Don had taken his children out of school and given away many of his family’s belongings before trying to leave, and now has to buy many household appliances again, he said. He hopes his children’s schools will now allow them to return to class, he added.

'Prestige of the Party'

Requests for comment sent to the US Embassy, IOM offices in Vietnam and the Vietnam Immigration Department received no responses this week.

A Sept. 28 article in the Ministry of Public Security’s Public Security Newsletter said however that Don during his work as a lawyer had “damaged the prestige” of the ruling Vietnamese Communist Party and government by posting stories on social media and speaking to members of the foreign press.

Speaking to RFA, Truong Minh Tam — a Vietnamese lawyer and human rights activist now living in Illinois — said that Phu Yen police had abused their authority by ordering the suspension of Don’s right to travel abroad.

“According to Article 37 of the Law on Exit and Entry of Vietnamese Citizens, only the Minister of Defense and the Minister of Public Security have that authority,” Tam said.

Also speaking to RFA, Vietnamese musician and political observer Tuan Khanh noted that Don had successfully brought a suit in 2014 against five Phu Yen police officers who caused the death of a citizen, Ngo Thanh Kieu, held in their custody.

This had likely made Don a target for provincial authorities’ revenge, Khanh said.

In a statement issued late on Wednesday, Phil Robertson, deputy Asia director for New York-based Human Rights Watch said that the Vietnamese government's efforts to block Don's travel to the U.S. are yet another example of how it restricts the freedom of movement of activists based on what he called "vague claims" of national security.

"The reality is Hanoi doesn’t want Vo An Don traveling overseas where he could speak freely about the litany of harassment, discrimination and abuse he’s suffered because of his choices to represent politically sensitive clients in Vietnam’s kangaroo courts,” Robertson said. 

“Vietnam has forced Vo An Don to run a gauntlet of constant abuses, including harassment, threats, and legal retaliation ... This travel ban against Vo An Don and his family shows how the Vietnam government is prepared to use every dirty, abusive trick to silence the very few lawyers left in the country who dare stand up for the principle that everyone deserves legal representation.”

Translated by Anna Vu for RFA Vietnamese. Written in English by Richard Finney.

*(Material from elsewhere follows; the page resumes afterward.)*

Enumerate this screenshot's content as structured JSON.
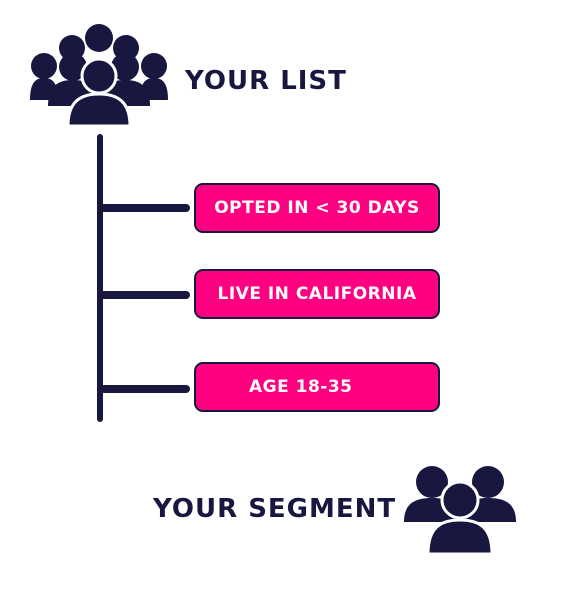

This story was updated to include comments from Human Rights Watch's Phil Robertson.


Add your comment by filling out the form below in plain text. Comments are approved by a moderator and can be edited in accordance with RFAs Terms of Use. Comments will not appear in real time. RFA is not responsible for the content of the postings. Please, be respectful of others' point of view and stick to the facts.